Understanding the articulation of state and capital allows us to see these emergency measures in a perhaps more measured light. They aren’t the paroxysmal realisation of the political essence of the West, but instead the political tools deemed necessary to resolve an imminent economic crisis which is, at the same time, and no less, a human crisis of breathtaking scale. They are stop-gap measures to shore up a world economy that had, even prior to the outbreak of the pandemic, been slowing for many years; while these measures are also means of sheer survival. As such, to cautiously accept them is not tantamount to endorsing totalitarianism, or to further normalising the state of exception. Instead, to accept them is to acknowledge that under capitalism, the state (and capital) have come to mediate our relations to our health, our bodies, our lives. It is to acknowledge that the state has in fact appropriated our means of health and care, that we are dependent for our existence on the logics and actors responsible in the first place for our ill health, our sickness, our exploitation. This acknowledgement is not an endorsement of emergency, but a clear-eyed recognition of where we stand. It is a recognition that capitalism has not yet been overcome.

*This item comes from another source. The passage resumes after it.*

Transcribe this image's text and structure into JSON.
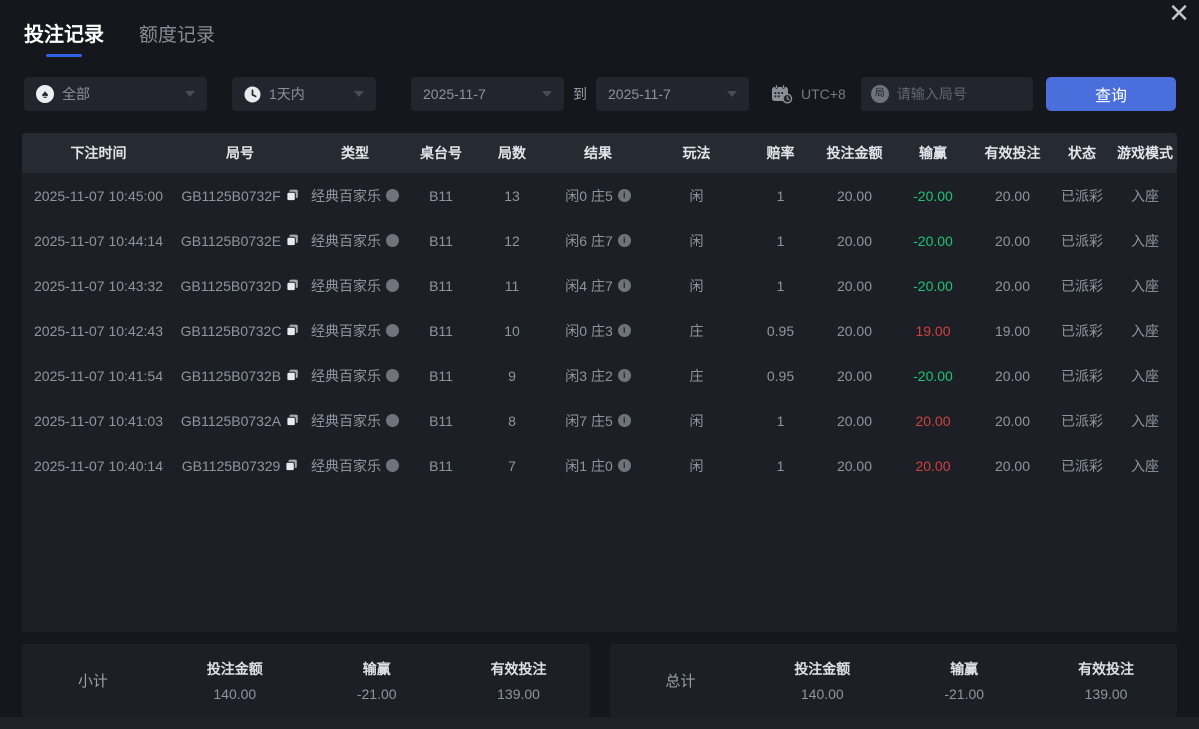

It is a recognition that sometimes, we are alive because capital wants us to be alive, at least for now. It is a recognition that we cannot step out of the value relation by ourselves, as individuals, and that until we do so collectively, we will – at least sometimes – be forced to play by its rules. Like Agamben, Foucault was a virulently anti-state thinker. Yet in theorising the imbrication of capital, state, and life, he was also able to comprehend our dependence on the latter, a dependence which both traps, and sometimes, cruelly, sustains.
So Agamben’s polemic misses the point. Until we abolish capitalism, the need for these sorts of emergency measures will be constantly regenerated. As Foucault explained (and as much Marxist state theory corroborates), the emergence of the modern capitalist economy generates the need for distinct political mechanisms of control – while it is just our added misfortune that these mechanisms are now increasingly tied to our biological lives, and often take the form, as now, of emergency measures. Thus the generalisation of emergency measures is not only due to the logic of sovereignty, as Agamben would have it. Instead, it is also due to the political and now biological requirements of capital. The very biological unsustainability of capitalist globalisation – recently discussed by Mike Davis – portend ever more of these state interventions. Agamben’s strategy is to run from them. In the meantime, people will keep dying.
Put differently, biopolitics cannot be confronted only on the terrain of the state. It must also be confronted on the terrain of capital. In failing to step onto the latter, Agamben falls into the philosophical abyss.